» The task: Would you please return the line containing "Output a JSON" and all the lines after it through the end of the records below, unchanged and on their own?

Content starts

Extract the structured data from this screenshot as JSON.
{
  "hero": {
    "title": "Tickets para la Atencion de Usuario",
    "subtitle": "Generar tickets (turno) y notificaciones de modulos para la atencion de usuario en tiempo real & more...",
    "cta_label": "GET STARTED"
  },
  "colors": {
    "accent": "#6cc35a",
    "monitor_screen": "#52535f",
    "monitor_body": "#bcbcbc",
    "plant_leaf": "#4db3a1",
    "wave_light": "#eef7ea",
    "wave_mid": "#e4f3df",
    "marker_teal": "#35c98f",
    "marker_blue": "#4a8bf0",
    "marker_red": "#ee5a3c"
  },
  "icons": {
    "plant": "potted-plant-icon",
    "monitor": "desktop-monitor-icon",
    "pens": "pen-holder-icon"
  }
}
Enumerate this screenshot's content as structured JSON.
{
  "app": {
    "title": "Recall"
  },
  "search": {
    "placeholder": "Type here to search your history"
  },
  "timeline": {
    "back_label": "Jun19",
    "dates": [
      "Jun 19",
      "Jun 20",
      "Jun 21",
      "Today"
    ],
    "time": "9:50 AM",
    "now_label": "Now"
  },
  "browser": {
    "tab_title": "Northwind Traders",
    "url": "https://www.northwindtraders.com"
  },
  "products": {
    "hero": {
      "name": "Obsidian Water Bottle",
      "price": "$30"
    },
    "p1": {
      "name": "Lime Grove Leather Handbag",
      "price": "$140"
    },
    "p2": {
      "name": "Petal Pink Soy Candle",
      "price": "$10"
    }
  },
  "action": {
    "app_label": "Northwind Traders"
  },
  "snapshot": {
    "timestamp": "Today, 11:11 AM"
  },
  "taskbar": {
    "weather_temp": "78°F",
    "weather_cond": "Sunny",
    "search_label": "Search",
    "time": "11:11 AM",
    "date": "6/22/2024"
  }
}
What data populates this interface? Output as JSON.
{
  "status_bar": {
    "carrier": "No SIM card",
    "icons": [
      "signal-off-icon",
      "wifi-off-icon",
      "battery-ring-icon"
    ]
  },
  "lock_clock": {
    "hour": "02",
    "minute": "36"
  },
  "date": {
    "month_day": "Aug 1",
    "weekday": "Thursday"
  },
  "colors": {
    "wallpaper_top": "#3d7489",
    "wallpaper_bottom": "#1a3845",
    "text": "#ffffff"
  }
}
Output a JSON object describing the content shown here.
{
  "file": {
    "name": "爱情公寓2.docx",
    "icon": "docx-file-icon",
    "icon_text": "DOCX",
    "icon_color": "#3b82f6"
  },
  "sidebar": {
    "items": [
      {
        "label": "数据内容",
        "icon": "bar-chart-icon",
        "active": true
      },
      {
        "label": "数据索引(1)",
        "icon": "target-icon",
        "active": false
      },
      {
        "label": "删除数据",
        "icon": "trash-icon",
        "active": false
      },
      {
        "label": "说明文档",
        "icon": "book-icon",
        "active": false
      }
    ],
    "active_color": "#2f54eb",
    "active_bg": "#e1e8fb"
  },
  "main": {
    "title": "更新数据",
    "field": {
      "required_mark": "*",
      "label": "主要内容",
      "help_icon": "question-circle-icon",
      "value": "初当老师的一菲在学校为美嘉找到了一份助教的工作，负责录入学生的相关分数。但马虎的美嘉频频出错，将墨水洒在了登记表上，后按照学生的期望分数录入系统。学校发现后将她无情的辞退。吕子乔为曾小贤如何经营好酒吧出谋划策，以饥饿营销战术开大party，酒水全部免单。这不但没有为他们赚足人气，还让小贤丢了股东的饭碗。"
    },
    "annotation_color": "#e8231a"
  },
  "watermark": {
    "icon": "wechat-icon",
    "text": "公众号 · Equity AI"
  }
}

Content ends

» Result of this task:
Output a JSON object describing the content shown here.
{
  "file": {
    "name": "爱情公寓2.docx",
    "icon": "docx-file-icon",
    "icon_text": "DOCX",
    "icon_color": "#3b82f6"
  },
  "sidebar": {
    "items": [
      {
        "label": "数据内容",
        "icon": "bar-chart-icon",
        "active": true
      },
      {
        "label": "数据索引(1)",
        "icon": "target-icon",
        "active": false
      },
      {
        "label": "删除数据",
        "icon": "trash-icon",
        "active": false
      },
      {
        "label": "说明文档",
        "icon": "book-icon",
        "active": false
      }
    ],
    "active_color": "#2f54eb",
    "active_bg": "#e1e8fb"
  },
  "main": {
    "title": "更新数据",
    "field": {
      "required_mark": "*",
      "label": "主要内容",
      "help_icon": "question-circle-icon",
      "value": "初当老师的一菲在学校为美嘉找到了一份助教的工作，负责录入学生的相关分数。但马虎的美嘉频频出错，将墨水洒在了登记表上，后按照学生的期望分数录入系统。学校发现后将她无情的辞退。吕子乔为曾小贤如何经营好酒吧出谋划策，以饥饿营销战术开大party，酒水全部免单。这不但没有为他们赚足人气，还让小贤丢了股东的饭碗。"
    },
    "annotation_color": "#e8231a"
  },
  "watermark": {
    "icon": "wechat-icon",
    "text": "公众号 · Equity AI"
  }
}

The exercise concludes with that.